You can also perform fake door testing with pre-built UI templates as we’ve seen a little earlier, and also recruit users for pilot tests, with targeted, engaging in-app messages.
Figma is a powerful design and collaboration tool. With a great range of pricing options, you can use Figma to build functional prototypes quickly and efficiently. Real-time feedback helps you draw on the knowledge of your entire design and dev team.
Framer is an integrated platform for design, prototyping, and development at speed. It’s a great option for producing both low high-fidelity prototypes that simplify testing and gathering insights. With a range of off-the-shelf componentry, you can go beyond basic wireframes to create interactive designs – and that makes it easier for your development team.
UXPin is a specialist tool for higher fidelity prototyping. It means the gap between your prototypes and the final design is as small as possible, giving you more assurance about the research you’ve conducted.

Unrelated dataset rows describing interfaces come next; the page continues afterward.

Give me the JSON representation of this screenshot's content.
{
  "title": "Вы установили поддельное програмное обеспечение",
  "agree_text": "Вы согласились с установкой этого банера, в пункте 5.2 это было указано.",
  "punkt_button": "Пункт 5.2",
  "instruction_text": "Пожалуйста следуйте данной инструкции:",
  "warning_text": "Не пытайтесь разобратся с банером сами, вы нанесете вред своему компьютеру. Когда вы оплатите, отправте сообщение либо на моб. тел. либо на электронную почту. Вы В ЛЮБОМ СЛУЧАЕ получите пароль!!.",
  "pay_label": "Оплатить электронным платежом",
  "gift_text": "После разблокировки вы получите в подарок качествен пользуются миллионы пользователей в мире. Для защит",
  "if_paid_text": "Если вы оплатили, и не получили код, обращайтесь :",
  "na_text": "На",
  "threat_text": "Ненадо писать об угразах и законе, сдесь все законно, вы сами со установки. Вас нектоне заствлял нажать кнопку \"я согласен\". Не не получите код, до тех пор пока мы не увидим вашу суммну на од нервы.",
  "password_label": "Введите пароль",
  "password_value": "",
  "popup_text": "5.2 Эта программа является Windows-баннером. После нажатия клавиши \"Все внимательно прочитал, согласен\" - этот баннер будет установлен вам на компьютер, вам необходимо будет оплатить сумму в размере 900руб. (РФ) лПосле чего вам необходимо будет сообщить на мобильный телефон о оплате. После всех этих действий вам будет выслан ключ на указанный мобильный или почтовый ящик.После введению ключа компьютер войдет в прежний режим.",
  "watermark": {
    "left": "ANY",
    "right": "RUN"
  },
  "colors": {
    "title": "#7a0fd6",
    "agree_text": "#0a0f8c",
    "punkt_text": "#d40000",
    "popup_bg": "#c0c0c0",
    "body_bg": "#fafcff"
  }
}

It’s a design tool with hundreds of pre-built UI elements and integrations, and the reusable components mean communication with developers is seamless.
We’ve covered a lot! Hopefully, you now have a framework that helps you understand:
- What prototyping testing is and the value of doing it
- Different variations of prototype test and when you’d use them
- Best practices and principles to apply to any prototype test
- What tools are available to help you build and test your prototype
Want to build product experiences code-free? Book a demo call with our team and get started! Click the link in the banner below to learn more.